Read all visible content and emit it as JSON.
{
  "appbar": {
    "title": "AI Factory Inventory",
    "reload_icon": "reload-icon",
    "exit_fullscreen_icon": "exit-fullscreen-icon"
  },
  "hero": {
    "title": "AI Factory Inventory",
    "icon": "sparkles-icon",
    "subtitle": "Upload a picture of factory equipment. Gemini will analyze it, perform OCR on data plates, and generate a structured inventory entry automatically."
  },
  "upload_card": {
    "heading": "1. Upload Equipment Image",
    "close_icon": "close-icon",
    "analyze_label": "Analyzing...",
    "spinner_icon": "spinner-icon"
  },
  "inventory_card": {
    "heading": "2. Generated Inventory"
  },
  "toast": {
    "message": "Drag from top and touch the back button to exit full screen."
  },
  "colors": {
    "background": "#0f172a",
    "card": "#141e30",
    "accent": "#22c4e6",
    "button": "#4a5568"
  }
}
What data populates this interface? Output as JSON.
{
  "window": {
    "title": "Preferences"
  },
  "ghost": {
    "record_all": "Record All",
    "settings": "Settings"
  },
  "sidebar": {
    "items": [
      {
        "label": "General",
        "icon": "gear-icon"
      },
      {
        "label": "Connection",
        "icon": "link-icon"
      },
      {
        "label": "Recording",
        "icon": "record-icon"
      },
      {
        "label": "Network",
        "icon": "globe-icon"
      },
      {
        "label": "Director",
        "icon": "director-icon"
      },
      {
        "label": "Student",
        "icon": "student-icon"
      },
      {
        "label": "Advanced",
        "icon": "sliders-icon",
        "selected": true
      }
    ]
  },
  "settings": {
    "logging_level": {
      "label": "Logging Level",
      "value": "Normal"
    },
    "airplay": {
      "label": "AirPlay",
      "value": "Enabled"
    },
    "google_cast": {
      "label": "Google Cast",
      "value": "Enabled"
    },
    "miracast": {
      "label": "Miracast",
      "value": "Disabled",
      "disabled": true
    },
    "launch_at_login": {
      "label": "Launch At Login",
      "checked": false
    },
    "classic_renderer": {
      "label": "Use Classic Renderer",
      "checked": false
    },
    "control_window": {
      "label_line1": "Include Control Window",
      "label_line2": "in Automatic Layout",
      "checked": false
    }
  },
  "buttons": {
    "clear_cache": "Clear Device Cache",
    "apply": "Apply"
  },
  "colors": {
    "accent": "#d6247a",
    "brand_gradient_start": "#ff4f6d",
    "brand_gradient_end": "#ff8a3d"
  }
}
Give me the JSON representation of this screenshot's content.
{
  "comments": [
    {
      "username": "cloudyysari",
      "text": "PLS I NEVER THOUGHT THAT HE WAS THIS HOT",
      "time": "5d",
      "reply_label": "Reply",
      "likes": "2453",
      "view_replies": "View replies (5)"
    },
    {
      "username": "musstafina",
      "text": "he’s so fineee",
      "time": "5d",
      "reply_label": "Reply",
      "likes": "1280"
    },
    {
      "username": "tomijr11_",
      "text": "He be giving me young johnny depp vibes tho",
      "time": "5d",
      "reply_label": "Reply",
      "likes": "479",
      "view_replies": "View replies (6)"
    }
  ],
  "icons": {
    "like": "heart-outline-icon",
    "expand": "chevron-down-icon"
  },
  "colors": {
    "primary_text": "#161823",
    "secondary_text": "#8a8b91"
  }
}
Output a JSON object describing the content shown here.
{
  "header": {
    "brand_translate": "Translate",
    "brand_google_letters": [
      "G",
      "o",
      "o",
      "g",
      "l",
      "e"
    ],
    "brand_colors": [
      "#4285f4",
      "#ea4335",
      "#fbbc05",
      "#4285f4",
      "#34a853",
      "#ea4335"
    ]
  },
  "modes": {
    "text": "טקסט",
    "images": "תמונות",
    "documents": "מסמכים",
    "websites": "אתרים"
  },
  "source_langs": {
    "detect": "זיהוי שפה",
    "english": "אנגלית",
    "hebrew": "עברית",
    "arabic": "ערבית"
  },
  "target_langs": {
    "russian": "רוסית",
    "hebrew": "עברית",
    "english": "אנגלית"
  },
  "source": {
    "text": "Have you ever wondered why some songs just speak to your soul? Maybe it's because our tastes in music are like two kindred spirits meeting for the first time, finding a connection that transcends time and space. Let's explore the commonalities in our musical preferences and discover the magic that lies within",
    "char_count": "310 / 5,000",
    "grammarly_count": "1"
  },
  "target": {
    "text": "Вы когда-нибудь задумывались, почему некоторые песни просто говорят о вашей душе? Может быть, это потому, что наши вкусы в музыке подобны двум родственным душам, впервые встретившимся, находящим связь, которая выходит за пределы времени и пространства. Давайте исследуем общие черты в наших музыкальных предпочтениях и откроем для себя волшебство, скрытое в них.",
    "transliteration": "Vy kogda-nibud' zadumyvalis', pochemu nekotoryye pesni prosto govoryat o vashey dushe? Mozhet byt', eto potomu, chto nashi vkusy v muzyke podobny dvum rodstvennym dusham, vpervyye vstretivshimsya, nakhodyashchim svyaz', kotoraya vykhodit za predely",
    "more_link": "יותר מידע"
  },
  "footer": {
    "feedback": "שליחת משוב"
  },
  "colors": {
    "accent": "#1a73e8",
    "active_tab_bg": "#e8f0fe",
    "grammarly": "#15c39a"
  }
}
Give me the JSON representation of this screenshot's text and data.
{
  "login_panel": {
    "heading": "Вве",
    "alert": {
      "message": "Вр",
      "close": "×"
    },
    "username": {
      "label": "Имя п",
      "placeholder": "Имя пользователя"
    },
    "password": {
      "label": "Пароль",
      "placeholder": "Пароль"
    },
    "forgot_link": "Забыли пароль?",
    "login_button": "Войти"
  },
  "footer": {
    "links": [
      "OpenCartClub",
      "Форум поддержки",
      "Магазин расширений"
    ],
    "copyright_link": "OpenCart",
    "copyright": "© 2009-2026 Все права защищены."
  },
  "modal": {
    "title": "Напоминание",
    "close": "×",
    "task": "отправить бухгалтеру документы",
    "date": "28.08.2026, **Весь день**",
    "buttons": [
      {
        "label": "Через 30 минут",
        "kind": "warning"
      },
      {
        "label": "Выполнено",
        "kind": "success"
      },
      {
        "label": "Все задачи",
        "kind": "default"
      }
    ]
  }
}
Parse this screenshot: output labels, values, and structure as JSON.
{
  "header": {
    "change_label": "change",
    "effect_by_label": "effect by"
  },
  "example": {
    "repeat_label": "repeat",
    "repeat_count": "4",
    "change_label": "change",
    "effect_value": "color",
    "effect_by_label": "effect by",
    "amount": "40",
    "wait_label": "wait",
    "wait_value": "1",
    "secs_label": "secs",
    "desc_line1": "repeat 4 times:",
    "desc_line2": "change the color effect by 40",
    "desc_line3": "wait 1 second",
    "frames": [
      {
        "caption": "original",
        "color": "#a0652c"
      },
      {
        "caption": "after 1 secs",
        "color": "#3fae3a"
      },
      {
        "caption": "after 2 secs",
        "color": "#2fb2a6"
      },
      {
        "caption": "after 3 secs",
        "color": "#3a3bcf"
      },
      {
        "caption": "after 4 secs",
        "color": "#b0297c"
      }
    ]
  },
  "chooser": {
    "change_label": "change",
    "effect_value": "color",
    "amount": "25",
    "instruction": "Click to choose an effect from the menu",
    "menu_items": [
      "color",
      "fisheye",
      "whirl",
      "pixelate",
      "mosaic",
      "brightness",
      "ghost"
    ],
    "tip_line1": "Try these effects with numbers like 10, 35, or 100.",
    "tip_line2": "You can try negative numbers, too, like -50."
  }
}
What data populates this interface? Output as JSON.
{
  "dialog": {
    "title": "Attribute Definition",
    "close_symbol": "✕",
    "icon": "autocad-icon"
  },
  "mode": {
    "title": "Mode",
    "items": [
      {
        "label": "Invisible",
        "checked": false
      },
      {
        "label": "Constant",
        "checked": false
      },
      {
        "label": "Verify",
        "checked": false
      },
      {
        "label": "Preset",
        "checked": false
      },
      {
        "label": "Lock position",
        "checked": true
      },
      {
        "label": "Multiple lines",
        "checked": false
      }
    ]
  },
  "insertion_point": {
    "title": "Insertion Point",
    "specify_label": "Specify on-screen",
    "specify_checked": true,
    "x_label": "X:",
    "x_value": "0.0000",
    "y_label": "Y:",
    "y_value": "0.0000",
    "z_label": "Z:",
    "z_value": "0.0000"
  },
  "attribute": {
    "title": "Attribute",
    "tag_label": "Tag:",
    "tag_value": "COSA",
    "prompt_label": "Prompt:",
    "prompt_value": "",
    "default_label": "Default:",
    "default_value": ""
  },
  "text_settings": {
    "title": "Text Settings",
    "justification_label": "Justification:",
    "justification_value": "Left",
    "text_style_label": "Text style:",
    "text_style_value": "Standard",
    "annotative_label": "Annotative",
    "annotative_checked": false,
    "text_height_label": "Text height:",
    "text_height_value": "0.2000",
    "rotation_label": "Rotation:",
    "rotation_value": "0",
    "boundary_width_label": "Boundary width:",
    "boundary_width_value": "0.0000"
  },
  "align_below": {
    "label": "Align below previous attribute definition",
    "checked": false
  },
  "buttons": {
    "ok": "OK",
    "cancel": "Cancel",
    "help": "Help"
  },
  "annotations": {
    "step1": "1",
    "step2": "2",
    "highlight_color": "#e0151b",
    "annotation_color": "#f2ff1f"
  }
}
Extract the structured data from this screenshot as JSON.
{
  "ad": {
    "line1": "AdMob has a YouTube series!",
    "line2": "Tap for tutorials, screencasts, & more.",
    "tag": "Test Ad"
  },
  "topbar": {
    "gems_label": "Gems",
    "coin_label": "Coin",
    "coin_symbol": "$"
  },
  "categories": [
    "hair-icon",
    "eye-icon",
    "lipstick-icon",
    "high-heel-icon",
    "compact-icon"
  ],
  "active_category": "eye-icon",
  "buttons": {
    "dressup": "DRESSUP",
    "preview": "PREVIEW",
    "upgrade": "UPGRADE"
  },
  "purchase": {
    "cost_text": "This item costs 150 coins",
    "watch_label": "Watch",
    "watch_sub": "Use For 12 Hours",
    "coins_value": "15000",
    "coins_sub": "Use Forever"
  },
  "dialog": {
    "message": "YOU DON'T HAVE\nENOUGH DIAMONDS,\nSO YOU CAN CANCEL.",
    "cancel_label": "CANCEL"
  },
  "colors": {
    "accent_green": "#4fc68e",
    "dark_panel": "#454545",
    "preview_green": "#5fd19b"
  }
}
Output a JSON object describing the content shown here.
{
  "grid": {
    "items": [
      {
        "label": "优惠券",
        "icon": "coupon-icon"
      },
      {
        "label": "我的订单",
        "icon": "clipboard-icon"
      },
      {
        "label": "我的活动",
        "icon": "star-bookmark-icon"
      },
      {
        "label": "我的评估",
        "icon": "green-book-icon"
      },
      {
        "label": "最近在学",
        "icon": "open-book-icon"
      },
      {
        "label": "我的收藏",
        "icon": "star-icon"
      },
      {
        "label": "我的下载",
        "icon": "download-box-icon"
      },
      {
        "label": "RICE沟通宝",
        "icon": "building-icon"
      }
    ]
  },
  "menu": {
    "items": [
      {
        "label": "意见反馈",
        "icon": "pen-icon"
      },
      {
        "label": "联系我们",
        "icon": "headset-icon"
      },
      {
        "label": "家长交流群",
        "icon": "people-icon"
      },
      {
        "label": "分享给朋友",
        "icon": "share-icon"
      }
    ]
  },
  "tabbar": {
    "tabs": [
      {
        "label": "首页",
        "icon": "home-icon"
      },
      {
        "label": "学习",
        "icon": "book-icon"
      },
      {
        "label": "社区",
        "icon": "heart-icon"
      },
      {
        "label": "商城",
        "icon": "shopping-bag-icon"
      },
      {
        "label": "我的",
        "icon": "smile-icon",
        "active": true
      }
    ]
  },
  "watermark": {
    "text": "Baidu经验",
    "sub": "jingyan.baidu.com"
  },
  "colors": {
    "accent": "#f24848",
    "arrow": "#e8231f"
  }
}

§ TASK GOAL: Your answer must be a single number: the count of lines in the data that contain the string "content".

§ ANSWER FOR THE TASK: 4